God that alone would be worth it.
Host 1 31:26
Yeah. Think about think about a remote control for your TV that never runs out of batteries.
Host 3 31:32
That'd be nice. Yes. But the phone thing alone is just was just totally worth exactly.
Host 1 31:39
Yes. Simple stuff like that. But it's all it's all low power stuff. Maybe your TV because TV is a pretty are fairly low power nowadays.
Host 3 31:48
Yeah, I've got a DLP sitting here. It's a guarantee isn't Oh, that's not
Host 1 31:53
Like a normal like LED backlit? Yeah,
Host 3 31:57
Host 1 31:58
They're pretty low power.
Host 3 31:58
They're not too ridiculous. Now like
Host 1 32:01
The CRTs of OLED. We have stuff like that simple, small stuff like that. That's, you know, maybe like an LED lamp as well as the power to
Host 3 32:10
So so yeah, in a past life, I used to work as a as a CRT monitor repair technician. And I used to fix 22 inch CRTs which those things were absolutely ridiculous.
Host 1 32:24
83 pounds they Yeah, there was
Host 3 32:27
There was only a few people who would who would even touch those at the repair shop. But but those took an enormous amount of power. It was to the point where you press the ON button the whole room was like
Host 1 32:40
It was ridiculous. I had a really awesome 19 inch Ericsson tube TV a two monitor yeah, there's like 16 1600 by 1200. It was a flat flat tube to it was kicker.
Host 3 32:56
The color separation on those oh, these
Host 1 32:59
Awkward this way. I've never seen LCD monitors that come in close that monitor. Yeah, actually still have that monitor? Because how good it is. It's actually perfect for FPGA development. Because if you're doing like a VGA driver or something, you can actually pull out a magnifying glass and count the pixels to make sure your LCD because the LCD controller just budget stuff.
Host 3 33:25
Yeah, you're right. It kind of it kind of blurs,
Host 1 33:27

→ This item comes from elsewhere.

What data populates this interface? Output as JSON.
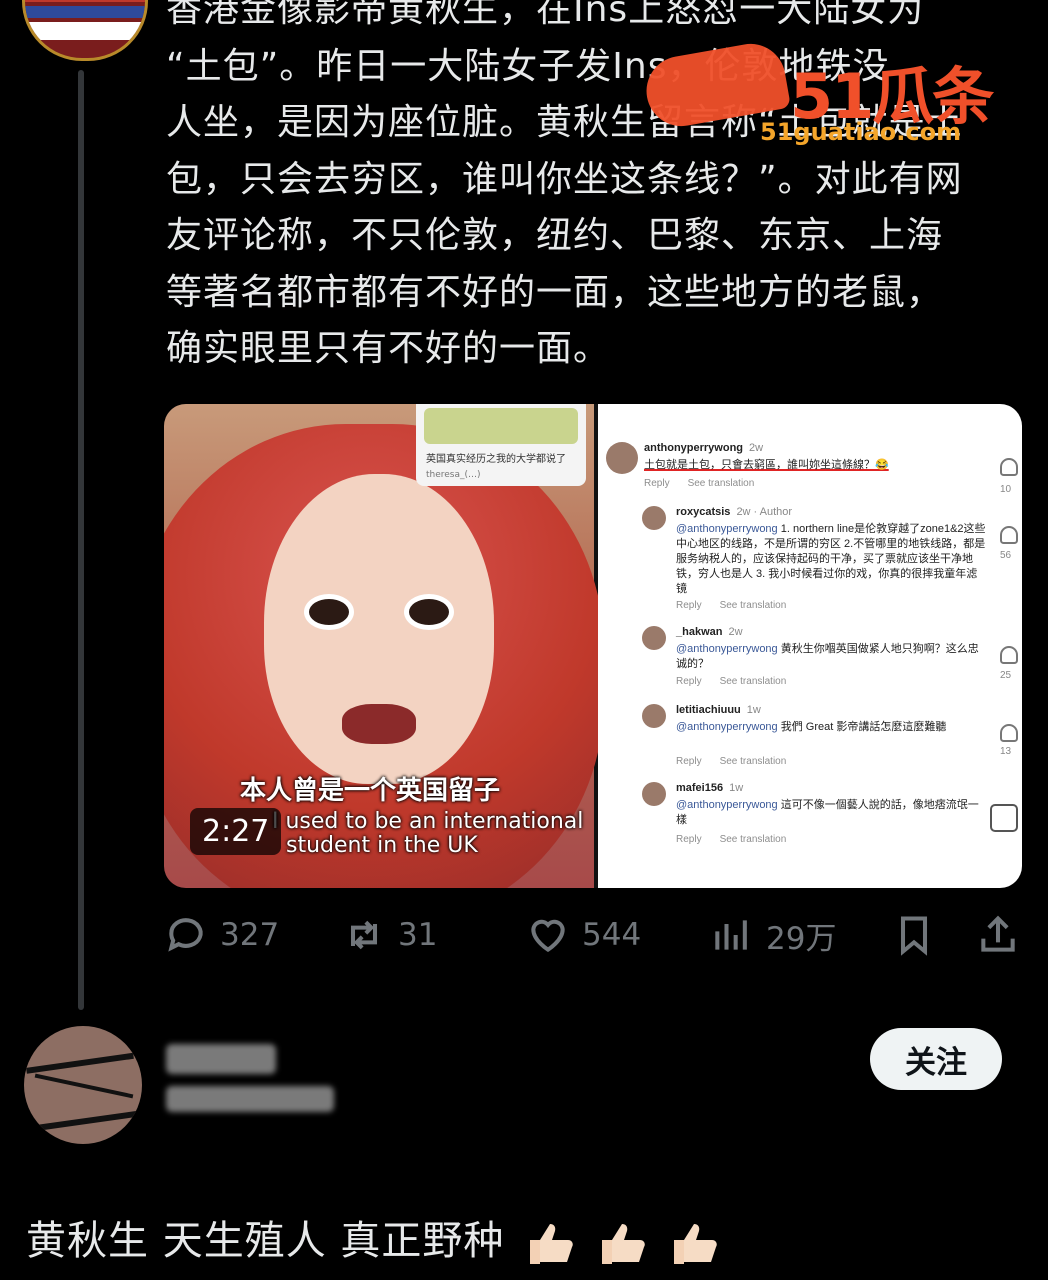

You know, blurt so. Yeah. So output that monitor. I have not seen a monitor that that well. Granted, I've never seen a 4k CRT. No a 4k like high DPI. I've seen a 4k TV. That's like as big as your TV. Yeah, and I didn't think they were super impressive. But if you had a 4k monitor, that's like 21 inches. That would probably probably look pretty good. Yeah. Yeah, that looks awesome. I think they're currently like 27 inches or something. Yeah, for 4k. So probably won't get the color depth though.
Host 3 34:04
No, because it cuz black on a CRT is black. It's off. Yeah, it is. Yeah, it's off. There's there's no bleed over there. You always get a little bleed over with
Host 1 34:13
TFTs. Yep, yep. So yeah, I think that's gonna wrap it up. Right?
Host 3 34:19
Yeah, I think I think that was a little off topic there
Host 1 34:21
At the end, but that's fun and fun. And so that's gonna be the end of the macro engineering podcast episode 30. We were your host Parker don't and Steven Greg. Catch you next time guys. Take it easy.
Transcribed by https://otter.ai